“With the anticipated changes to the proposed Family Tax Benefits (FTB) savings measures, we are hopeful that the Senate will proceed with the passage of the JfF package as part of the new omnibus bill, ” ACA President Paul Mondo said today.
“This is promising news for families relying on ECEC services, as it means that financial relief is on the horizon.”
“Despite the introduction of the National Quality Framework and subsequent increase in costs to families, there has been no increase in government subsidy over the past nine years, ” said Mr Mondo.
“Whilst we support the positive impact on outcomes for children as a result of the increased staff qualification and ratios, parents have borne the cost so far – so we are supportive of this policy which addresses day to day costs for families.
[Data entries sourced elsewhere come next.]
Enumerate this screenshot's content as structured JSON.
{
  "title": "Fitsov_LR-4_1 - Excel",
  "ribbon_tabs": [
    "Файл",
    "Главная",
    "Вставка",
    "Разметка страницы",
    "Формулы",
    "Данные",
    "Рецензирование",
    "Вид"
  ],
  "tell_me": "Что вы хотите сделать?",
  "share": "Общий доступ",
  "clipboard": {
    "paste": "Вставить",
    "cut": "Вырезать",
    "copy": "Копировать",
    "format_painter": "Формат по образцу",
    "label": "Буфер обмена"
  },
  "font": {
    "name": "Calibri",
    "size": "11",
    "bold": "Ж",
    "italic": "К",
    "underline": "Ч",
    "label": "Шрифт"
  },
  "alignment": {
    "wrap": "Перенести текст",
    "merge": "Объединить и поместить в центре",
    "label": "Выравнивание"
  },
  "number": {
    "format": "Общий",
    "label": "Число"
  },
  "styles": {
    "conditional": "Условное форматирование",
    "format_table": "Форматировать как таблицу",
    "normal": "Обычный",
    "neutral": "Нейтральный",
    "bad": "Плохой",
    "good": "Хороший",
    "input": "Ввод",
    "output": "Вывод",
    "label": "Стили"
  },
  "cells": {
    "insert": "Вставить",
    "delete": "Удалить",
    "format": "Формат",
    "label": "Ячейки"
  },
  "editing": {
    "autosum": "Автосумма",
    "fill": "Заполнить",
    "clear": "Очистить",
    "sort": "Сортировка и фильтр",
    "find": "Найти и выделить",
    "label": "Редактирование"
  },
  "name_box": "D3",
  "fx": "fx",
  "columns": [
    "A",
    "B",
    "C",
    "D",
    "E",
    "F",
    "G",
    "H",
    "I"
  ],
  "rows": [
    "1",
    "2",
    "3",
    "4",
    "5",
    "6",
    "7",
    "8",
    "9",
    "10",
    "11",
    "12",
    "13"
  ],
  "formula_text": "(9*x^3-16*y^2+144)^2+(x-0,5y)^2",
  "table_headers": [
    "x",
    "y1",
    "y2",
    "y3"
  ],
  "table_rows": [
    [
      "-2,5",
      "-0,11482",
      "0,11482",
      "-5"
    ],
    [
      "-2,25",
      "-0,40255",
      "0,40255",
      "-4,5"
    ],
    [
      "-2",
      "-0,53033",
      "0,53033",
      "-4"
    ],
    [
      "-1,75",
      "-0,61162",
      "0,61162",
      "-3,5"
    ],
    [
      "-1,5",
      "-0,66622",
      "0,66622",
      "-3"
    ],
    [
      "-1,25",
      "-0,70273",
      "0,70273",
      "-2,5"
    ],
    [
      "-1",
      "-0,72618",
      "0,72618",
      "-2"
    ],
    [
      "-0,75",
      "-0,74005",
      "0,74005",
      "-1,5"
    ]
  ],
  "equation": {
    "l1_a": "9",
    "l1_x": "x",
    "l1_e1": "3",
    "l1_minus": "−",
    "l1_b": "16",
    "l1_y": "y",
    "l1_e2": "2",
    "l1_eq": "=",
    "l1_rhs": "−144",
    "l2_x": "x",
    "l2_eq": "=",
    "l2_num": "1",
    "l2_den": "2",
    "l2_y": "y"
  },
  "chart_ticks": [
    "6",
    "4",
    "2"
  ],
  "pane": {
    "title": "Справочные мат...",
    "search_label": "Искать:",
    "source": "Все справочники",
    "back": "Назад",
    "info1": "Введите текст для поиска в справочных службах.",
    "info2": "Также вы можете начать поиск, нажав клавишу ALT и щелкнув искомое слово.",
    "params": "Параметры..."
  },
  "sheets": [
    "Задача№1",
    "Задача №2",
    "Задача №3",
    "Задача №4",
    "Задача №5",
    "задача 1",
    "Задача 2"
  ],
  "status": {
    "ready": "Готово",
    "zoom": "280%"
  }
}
Our ongoing aim is to ensure that all young Australians have access to high quality, affordable early childhood education and care.”
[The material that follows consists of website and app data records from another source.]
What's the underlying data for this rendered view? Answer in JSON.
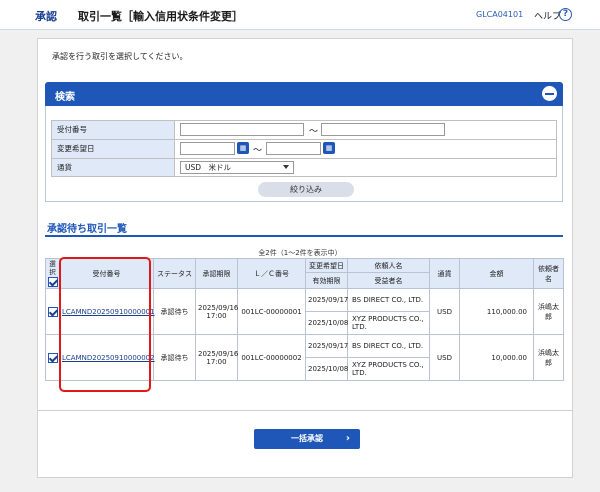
{
  "header": {
    "section": "承認",
    "title": "取引一覧［輸入信用状条件変更］",
    "screen_id": "GLCA04101",
    "help_label": "ヘルプ",
    "help_icon": "?"
  },
  "instruction": "承認を行う取引を選択してください。",
  "search": {
    "header_label": "検索",
    "fields": {
      "receipt_number_label": "受付番号",
      "receipt_from_value": "",
      "receipt_to_value": "",
      "change_date_label": "変更希望日",
      "change_from_value": "",
      "change_to_value": "",
      "currency_label": "通貨",
      "currency_value": "USD　米ドル"
    },
    "range_separator": "～",
    "filter_button": "絞り込み"
  },
  "list": {
    "title": "承認待ち取引一覧",
    "count_text": "全2件（1～2件を表示中）",
    "columns": {
      "select": "選択",
      "receipt_number": "受付番号",
      "status": "ステータス",
      "approval_deadline": "承認期限",
      "lc_number": "Ｌ／Ｃ番号",
      "change_date": "変更希望日",
      "expiry_date": "有効期限",
      "applicant": "依頼人名",
      "beneficiary": "受益者名",
      "currency": "通貨",
      "amount": "金額",
      "requester": "依頼者名"
    },
    "rows": [
      {
        "receipt_number": "LCAMND20250910000001",
        "status": "承認待ち",
        "deadline_date": "2025/09/16",
        "deadline_time": "17:00",
        "lc_number": "001LC-00000001",
        "change_date": "2025/09/17",
        "expiry_date": "2025/10/08",
        "applicant": "BS DIRECT CO., LTD.",
        "beneficiary": "XYZ PRODUCTS CO., LTD.",
        "currency": "USD",
        "amount": "110,000.00",
        "requester": "浜嶋太郎"
      },
      {
        "receipt_number": "LCAMND20250910000002",
        "status": "承認待ち",
        "deadline_date": "2025/09/16",
        "deadline_time": "17:00",
        "lc_number": "001LC-00000002",
        "change_date": "2025/09/17",
        "expiry_date": "2025/10/08",
        "applicant": "BS DIRECT CO., LTD.",
        "beneficiary": "XYZ PRODUCTS CO., LTD.",
        "currency": "USD",
        "amount": "10,000.00",
        "requester": "浜嶋太郎"
      }
    ]
  },
  "bulk_approve_button": "一括承認",
  "colors": {
    "primary": "#1e57b8",
    "highlight": "#e01818",
    "label_bg": "#dfe9f8"
  }
}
The ACA believes the JfF package stands on its own merits and will pay for itself through increased workforce participation, improved outcomes for children engaging with early childhood education and care (ECEC), and a myriad of other cuts and reduction in projected expenditure due to the government’s crackdown on rorting, predominantly in family day care.
“We are heartened by Minister Birmingham’s comments today, acknowledging the views of the sector that a minimum of two days of ECEC a week per child are required in order to achieve the proven benefits of ECEC. We are encouraged that he is willing to work with the ECEC sector with a view to developing a package that meets the ECEC needs of all young Australians, regardless of their life circumstances.
The ACA continues to have regular discussions with government about these proposed changes to ensure that families are not adversely impacted by the proposed changes to FTB payments or child care subsidies.
In particular, the ACA continues to recommend the following amendments:
- Increase the minimum level of access from 12 to 15 hours per week where one parent does not meet the activity test
- Increase the income threshold from $65,710 to $100,000 before the activity test is applicable
- Ensure that Aboriginal and Torres Strait Islander (ATSI) families are provided with the access required based on the advice of the Secretariat of National Aboriginal and Islander Child Care (SNAICC), in particular additional support for Budget Based Funded (BBF) program services
- Provide a 6 week transition period when parents circumstances change, to ensure continuity of access for children and allow parents to address the change in circumstances before having to withdraw their children from ECEC
Meanwhile the ACA maintains its concern for the immediate financial pressures facing families that rely on ECEC services.
“We would like to see additional support introduced as soon as possible,with the new legislation taking effect no later than the anticipated implementation date of July 2018, whilst at the same time ensuring that the new package provides more equitable access to early childhood education in the majority of circumstances.”
“Australian families need financial assistance now; they don’t need more time wasted on inquiries and discussions that delay the path to positive child care reforms.”
ENDMedia enquiries: Paul Mondo 0411 587 170